### Problem statement:
Go through the listing below and show each line that has the word "icon".

### Excerpted records:
_ _ _ _ _ _ _

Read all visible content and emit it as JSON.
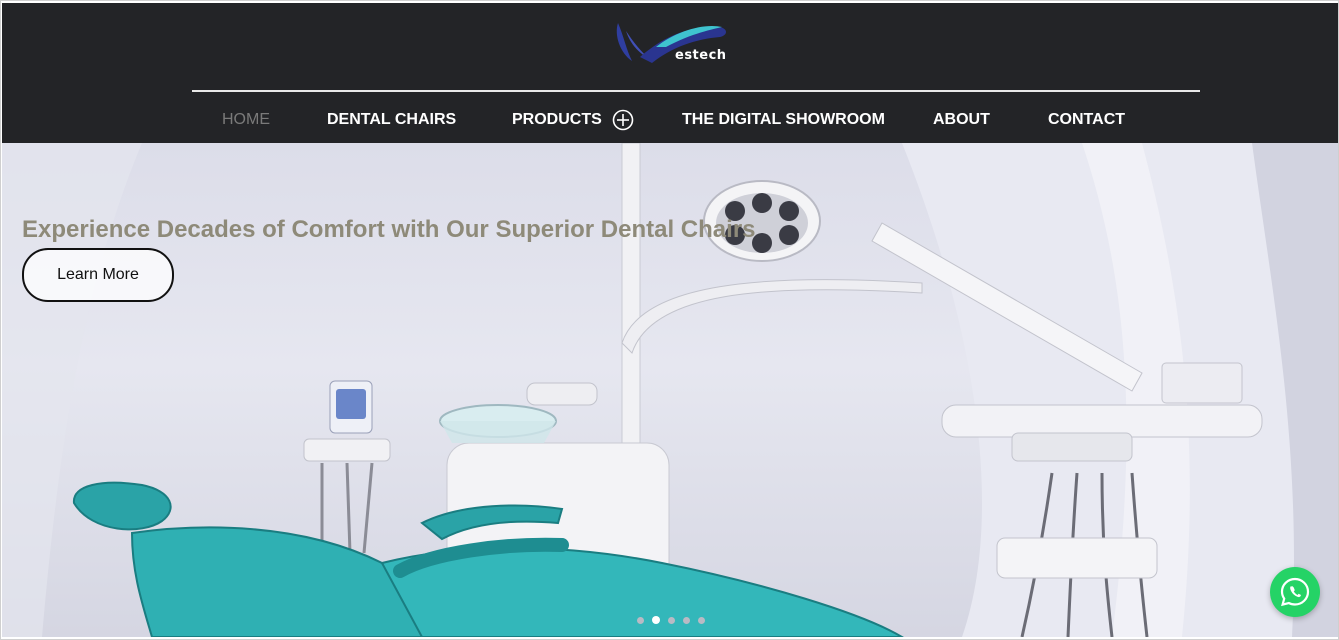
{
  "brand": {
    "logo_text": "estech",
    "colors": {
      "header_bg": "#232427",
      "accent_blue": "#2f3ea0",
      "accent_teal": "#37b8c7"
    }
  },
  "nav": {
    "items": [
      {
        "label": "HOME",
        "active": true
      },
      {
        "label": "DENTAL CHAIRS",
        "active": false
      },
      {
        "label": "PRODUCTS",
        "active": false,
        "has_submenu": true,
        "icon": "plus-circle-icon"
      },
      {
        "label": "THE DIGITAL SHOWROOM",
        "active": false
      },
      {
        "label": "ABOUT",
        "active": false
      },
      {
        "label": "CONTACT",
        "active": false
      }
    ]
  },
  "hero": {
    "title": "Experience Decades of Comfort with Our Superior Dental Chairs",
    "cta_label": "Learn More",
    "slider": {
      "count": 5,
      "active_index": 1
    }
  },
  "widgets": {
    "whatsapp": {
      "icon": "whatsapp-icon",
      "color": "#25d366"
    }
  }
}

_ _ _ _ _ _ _

### Solution:
        "icon": "plus-circle-icon"
      "icon": "whatsapp-icon",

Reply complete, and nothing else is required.